I first met Paul at the 1990 Highpointers Convention in El Paso, Texas. Both of our books had just been published, Paul’s about three months before mine. Although we are competing authors, we have become good friends. One thing that we have both had a good time with is that Paul always seemed to have his books priced about $1.00 lower than mine no matter what price I had chosen. I told Paul that if I gave my books away, he would probably pay the people $1.00 to take his. Over the years our friendship has grown stronger and it is always a real pleasure to see him at the Conventions.
Bottom line? I love Paul! That’s the thing about highpointers. Once you’ve roped together, you have a bond for life. Paul has been a real supporter of the Club. I mean from Day One. Paul has been a real supporter of the Club. He as been a hell of an asset to the Club. .I wish I had his book when I did my highpoints. I did some highpoints with him. In South Dakota there was a question of whether the spire straight west of the castle was higher. He said he would survey it if I would help carry up the equipment. I did that and we settled the argument. He and Lila have always had such a great sense of humor. In Maryland, I told him about my plans to have my ashes carried to the 50 highpoints. He volunteered to take them to Charles Mound.
Paul Zumwalt, a very active and enthusiastic highpointer, has provided the hobby with many hours of his time, and we are all very much the better off for it. Paul created a fascinating guidebook with a uniquely personal flavor in the text and an easy-to-use large-size format. Paul has also used his excellent surveying experience to measure certain confusing crests, such as RI, MO, and DE. Paul, and his wonderful wife Lila, are among the friendliest highpointers in the Club. Their support for the Club and its goals is extraordinary. Many thanks for their involvement! I salute you! – John Mitchler

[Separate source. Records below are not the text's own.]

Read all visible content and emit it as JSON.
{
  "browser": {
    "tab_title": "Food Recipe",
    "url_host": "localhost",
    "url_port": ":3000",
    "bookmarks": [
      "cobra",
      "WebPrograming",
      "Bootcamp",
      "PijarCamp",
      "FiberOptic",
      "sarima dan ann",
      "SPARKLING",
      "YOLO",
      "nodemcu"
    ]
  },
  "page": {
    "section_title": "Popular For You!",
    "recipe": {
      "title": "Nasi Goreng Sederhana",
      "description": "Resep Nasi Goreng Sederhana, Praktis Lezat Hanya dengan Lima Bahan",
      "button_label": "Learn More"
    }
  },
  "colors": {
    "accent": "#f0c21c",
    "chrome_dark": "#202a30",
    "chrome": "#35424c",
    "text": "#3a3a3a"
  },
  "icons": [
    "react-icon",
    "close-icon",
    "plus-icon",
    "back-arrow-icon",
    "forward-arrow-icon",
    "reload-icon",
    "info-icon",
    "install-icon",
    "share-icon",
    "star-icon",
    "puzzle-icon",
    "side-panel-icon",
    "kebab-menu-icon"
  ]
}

I knew Paul Zumwalt was The Grand Old Man of the Highpointers about as soon as I knew there was The Highpointers! I read his book soon afterwards, and in addition to its being useful on clibs, I was touched by its charm as he wove stories about his Travels With Lila among the highpoint facts. Then last year when I was talking with Allan Griggs about having the convention at the Black Mesa in 2002, Allan picked up the telephone to share the news with Paul. On the spot Paul offered to make the bid for OK-2002 at the Hawaii Convention! I was pleased and excited–and those of you who were at the Hawaii convention know that we won with no competition! Many thanks, Paul Zumwalt. I look forward to our sharing OK-2002 with you.
Paul Zumwalt published the second book providing the routes and descriptions of the highest point in each of the 50 states. Although Paul’s was the second book, it was published fore than 15 years after the first by Frank Ashley, and was the first to contain up-to-date detailed descriptions and maps. Although I had been to all but 4 of the 50 state highpoints when Paul published his book, it has been a source of information and interesting to read. Paul has been active in maintaining current information on Highpoints and has returned to many states with survey instruments to determine the exact highest point in questionable areas. My thanks to Paul for the contributions he has made to Highpointing and the Highpointer’s Club.